The report also tracked the number of female researchers in 2020, with the rate rising 1.4 percentage points from 2011 to 22.9 percent.
There were 7,787 reports of sexual assault or harassment against women in 2021, down 1,425 from 2020, while reports of minors facing sexual exploitation on the Internet rose to 1,395 from 1,239 in 2020 and 795 in 2019, the report said.
Using the same metrics as the UN Development Programme’s Gender Inequality Index, which measures gender inequality based on reproductive health, empowerment and the labor market — but does not include Taiwan — the nation’s score would have been 0.036, which would have placed it first in Asia and seventh among 170 countries ranked in terms of efforts to eliminate gender inequality, the Cabinet said.
A recently discovered supernova is the brightest and closest to Earth identified in the past decade, and can be observed with basic equipment, the Taipei Astronomical Museum said on Wednesday. The supernova has an absolute magnitude of 14.9 in luminosity and is in the Pinwheel Galaxy (M101) about 21 million light-years from Earth. It was discovered early on May 20 by Japanese amateur astronomer Koichi Itagaki, who immediately reported the finding to the International Astronomical Union, the museum said. The supernova was designated SN 2023ixf following the astronomical naming conventions for supernovas, it added. The museum said that it observed
Tropical storm Guchol is moving in a northeasterly direction off the east coast of the Philippines and will not hit Taiwan, but will impact local weather starting on Friday, the Central Weather Bureau said Thursday. The storm would bring a low-pressure system northward toward the vicinity of Taiwan, forecaster Chao Hung (趙竑) said. Northern Taiwan will see intermittent rain showers in the morning, and thunderstorms in the afternoon on Friday, he said, adding that rain would be heavier on the east coast and in the central-southern mountainous areas. Rainfall would continue into Saturday, and would spread throughout Taiwan proper, he

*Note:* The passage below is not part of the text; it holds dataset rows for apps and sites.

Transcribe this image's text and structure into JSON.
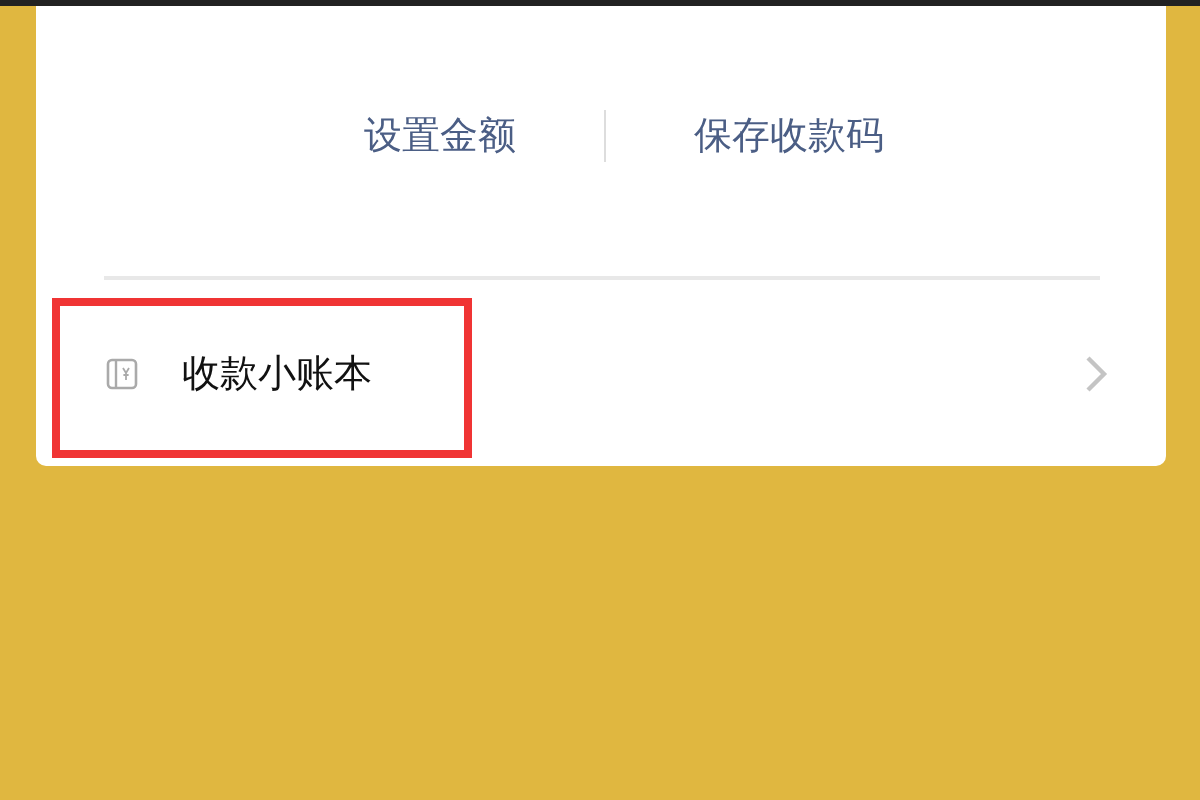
{
  "actions": [
    {
      "label": "设置金额"
    },
    {
      "label": "保存收款码"
    }
  ],
  "menu_items": [
    {
      "label": "收款小账本",
      "highlighted": true
    }
  ]
}
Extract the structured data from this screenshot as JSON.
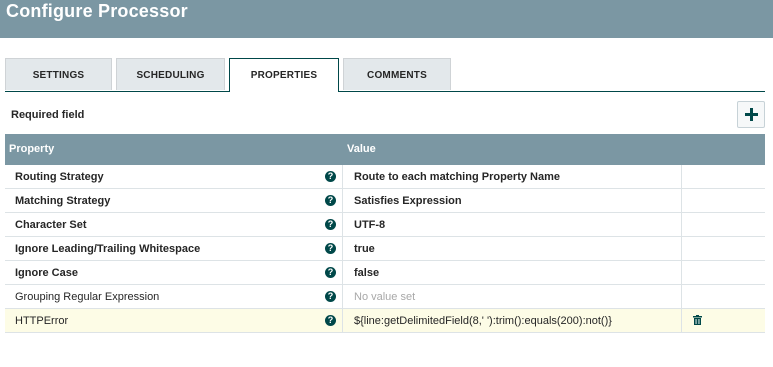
{
  "dialog": {
    "title": "Configure Processor"
  },
  "tabs": [
    {
      "label": "SETTINGS"
    },
    {
      "label": "SCHEDULING"
    },
    {
      "label": "PROPERTIES"
    },
    {
      "label": "COMMENTS"
    }
  ],
  "active_tab": "PROPERTIES",
  "required_label": "Required field",
  "table": {
    "headers": {
      "property": "Property",
      "value": "Value"
    },
    "rows": [
      {
        "name": "Routing Strategy",
        "value": "Route to each matching Property Name"
      },
      {
        "name": "Matching Strategy",
        "value": "Satisfies Expression"
      },
      {
        "name": "Character Set",
        "value": "UTF-8"
      },
      {
        "name": "Ignore Leading/Trailing Whitespace",
        "value": "true"
      },
      {
        "name": "Ignore Case",
        "value": "false"
      },
      {
        "name": "Grouping Regular Expression",
        "value": "No value set"
      },
      {
        "name": "HTTPError",
        "value": "${line:getDelimitedField(8,' '):trim():equals(200):not()}"
      }
    ]
  },
  "icons": {
    "help": "question-circle-icon",
    "add": "plus-icon",
    "delete": "trash-icon"
  },
  "colors": {
    "header_bg": "#7b97a3",
    "accent": "#004849",
    "highlight_row": "#fdfce6"
  }
}
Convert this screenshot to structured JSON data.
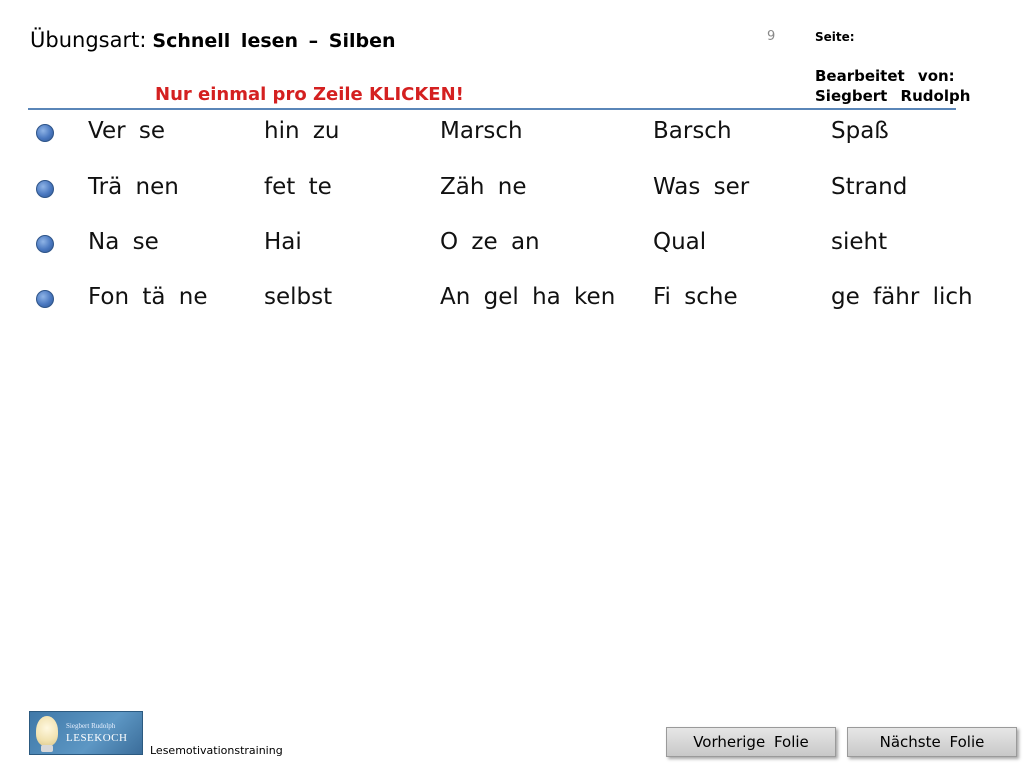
{
  "header": {
    "prefix": "Übungsart:",
    "title": "Schnell lesen – Silben",
    "page_number": "9",
    "page_label": "Seite:",
    "edited_by_line1": "Bearbeitet von:",
    "edited_by_line2": "Siegbert Rudolph",
    "instruction": "Nur einmal pro Zeile KLICKEN!",
    "accent_color": "#d42020",
    "divider_color": "#5a86b8"
  },
  "rows": [
    {
      "words": [
        "Ver se",
        "hin zu",
        "Marsch",
        "Barsch",
        "Spaß"
      ]
    },
    {
      "words": [
        "Trä nen",
        "fet te",
        "Zäh ne",
        "Was ser",
        "Strand"
      ]
    },
    {
      "words": [
        "Na se",
        "Hai",
        "O ze an",
        "Qual",
        "sieht"
      ]
    },
    {
      "words": [
        "Fon tä ne",
        "selbst",
        "An gel ha ken",
        "Fi sche",
        "ge fähr lich"
      ]
    }
  ],
  "footer": {
    "logo_name": "Siegbert Rudolph",
    "logo_brand": "LESEKOCH",
    "label": "Lesemotivationstraining",
    "prev_button": "Vorherige Folie",
    "next_button": "Nächste Folie"
  }
}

Exiled Chinese democracy advocate Wang Dan (王丹) yesterday denied an accusation by former Taiwanese political worker Lee Yuan-chun (李援軍) that Wang had sexually harassed him in a hotel room in New York nine years ago. There was a huge gap between Lee’s accusation and his own understanding and memory, Wang wrote on Facebook, adding it was hard for him to respond further regarding a “unilateral description” made by someone else. Wang made the remarks after his initial response on Facebook was met with criticism, with people saying he did not directly address the allegation. Lee on Friday wrote on Facebook that he
A man was arrested in Hsinchu on Saturday on suspicion of filming women in the women’s washroom of a shopping mall in the city, local Chinese-language media reported on Thursday. The man was arrested at around noon on Saturday when a woman using a stall in the mall’s washroom noticed a cellphone being held above her from the neighboring stall, reports said. The woman ran out of the washroom and yelled to her husband to help her, after which the suspect – who was dressed as a woman – attempted to flee, but was subdued by other men until police